Instructions for the task: Starting at the first line and ending at the last, output the data exactly.

Saved data entries:
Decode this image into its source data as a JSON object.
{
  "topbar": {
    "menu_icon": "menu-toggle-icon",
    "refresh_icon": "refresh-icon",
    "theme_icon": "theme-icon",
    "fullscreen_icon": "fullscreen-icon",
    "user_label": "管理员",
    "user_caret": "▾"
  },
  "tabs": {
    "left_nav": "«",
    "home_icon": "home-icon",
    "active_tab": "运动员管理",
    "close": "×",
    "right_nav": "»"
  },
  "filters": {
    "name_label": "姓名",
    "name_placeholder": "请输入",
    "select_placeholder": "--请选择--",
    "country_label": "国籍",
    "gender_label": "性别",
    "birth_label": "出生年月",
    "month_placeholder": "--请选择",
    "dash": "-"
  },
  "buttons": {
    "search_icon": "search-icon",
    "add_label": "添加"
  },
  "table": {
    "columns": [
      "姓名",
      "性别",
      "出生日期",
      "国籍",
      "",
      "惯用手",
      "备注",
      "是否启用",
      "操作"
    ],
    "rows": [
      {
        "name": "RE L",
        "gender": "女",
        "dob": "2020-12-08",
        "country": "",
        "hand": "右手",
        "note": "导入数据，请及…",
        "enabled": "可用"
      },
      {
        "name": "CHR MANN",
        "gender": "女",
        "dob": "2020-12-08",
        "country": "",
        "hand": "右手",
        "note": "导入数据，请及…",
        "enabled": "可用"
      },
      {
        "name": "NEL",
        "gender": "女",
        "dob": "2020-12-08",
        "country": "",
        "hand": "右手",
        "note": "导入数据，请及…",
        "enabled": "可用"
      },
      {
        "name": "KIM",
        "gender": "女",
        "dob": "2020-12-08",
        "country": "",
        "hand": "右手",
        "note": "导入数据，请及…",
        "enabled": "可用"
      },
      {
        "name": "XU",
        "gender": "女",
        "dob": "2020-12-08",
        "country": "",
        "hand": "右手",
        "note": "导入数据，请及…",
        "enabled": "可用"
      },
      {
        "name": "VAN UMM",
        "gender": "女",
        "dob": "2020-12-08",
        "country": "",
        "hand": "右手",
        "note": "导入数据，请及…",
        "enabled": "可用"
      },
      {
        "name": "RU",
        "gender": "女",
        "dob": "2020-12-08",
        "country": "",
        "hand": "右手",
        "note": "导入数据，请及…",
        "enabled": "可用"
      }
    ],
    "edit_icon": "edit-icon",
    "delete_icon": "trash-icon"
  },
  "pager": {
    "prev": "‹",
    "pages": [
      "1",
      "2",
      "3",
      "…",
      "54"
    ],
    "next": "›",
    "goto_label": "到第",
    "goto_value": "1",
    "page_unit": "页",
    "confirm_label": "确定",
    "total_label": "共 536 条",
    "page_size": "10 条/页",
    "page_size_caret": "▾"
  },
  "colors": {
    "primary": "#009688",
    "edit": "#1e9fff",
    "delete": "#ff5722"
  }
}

Solution for this problem:
Decode this image into its source data as a JSON object.
{
  "topbar": {
    "menu_icon": "menu-toggle-icon",
    "refresh_icon": "refresh-icon",
    "theme_icon": "theme-icon",
    "fullscreen_icon": "fullscreen-icon",
    "user_label": "管理员",
    "user_caret": "▾"
  },
  "tabs": {
    "left_nav": "«",
    "home_icon": "home-icon",
    "active_tab": "运动员管理",
    "close": "×",
    "right_nav": "»"
  },
  "filters": {
    "name_label": "姓名",
    "name_placeholder": "请输入",
    "select_placeholder": "--请选择--",
    "country_label": "国籍",
    "gender_label": "性别",
    "birth_label": "出生年月",
    "month_placeholder": "--请选择",
    "dash": "-"
  },
  "buttons": {
    "search_icon": "search-icon",
    "add_label": "添加"
  },
  "table": {
    "columns": [
      "姓名",
      "性别",
      "出生日期",
      "国籍",
      "",
      "惯用手",
      "备注",
      "是否启用",
      "操作"
    ],
    "rows": [
      {
        "name": "RE L",
        "gender": "女",
        "dob": "2020-12-08",
        "country": "",
        "hand": "右手",
        "note": "导入数据，请及…",
        "enabled": "可用"
      },
      {
        "name": "CHR MANN",
        "gender": "女",
        "dob": "2020-12-08",
        "country": "",
        "hand": "右手",
        "note": "导入数据，请及…",
        "enabled": "可用"
      },
      {
        "name": "NEL",
        "gender": "女",
        "dob": "2020-12-08",
        "country": "",
        "hand": "右手",
        "note": "导入数据，请及…",
        "enabled": "可用"
      },
      {
        "name": "KIM",
        "gender": "女",
        "dob": "2020-12-08",
        "country": "",
        "hand": "右手",
        "note": "导入数据，请及…",
        "enabled": "可用"
      },
      {
        "name": "XU",
        "gender": "女",
        "dob": "2020-12-08",
        "country": "",
        "hand": "右手",
        "note": "导入数据，请及…",
        "enabled": "可用"
      },
      {
        "name": "VAN UMM",
        "gender": "女",
        "dob": "2020-12-08",
        "country": "",
        "hand": "右手",
        "note": "导入数据，请及…",
        "enabled": "可用"
      },
      {
        "name": "RU",
        "gender": "女",
        "dob": "2020-12-08",
        "country": "",
        "hand": "右手",
        "note": "导入数据，请及…",
        "enabled": "可用"
      }
    ],
    "edit_icon": "edit-icon",
    "delete_icon": "trash-icon"
  },
  "pager": {
    "prev": "‹",
    "pages": [
      "1",
      "2",
      "3",
      "…",
      "54"
    ],
    "next": "›",
    "goto_label": "到第",
    "goto_value": "1",
    "page_unit": "页",
    "confirm_label": "确定",
    "total_label": "共 536 条",
    "page_size": "10 条/页",
    "page_size_caret": "▾"
  },
  "colors": {
    "primary": "#009688",
    "edit": "#1e9fff",
    "delete": "#ff5722"
  }
}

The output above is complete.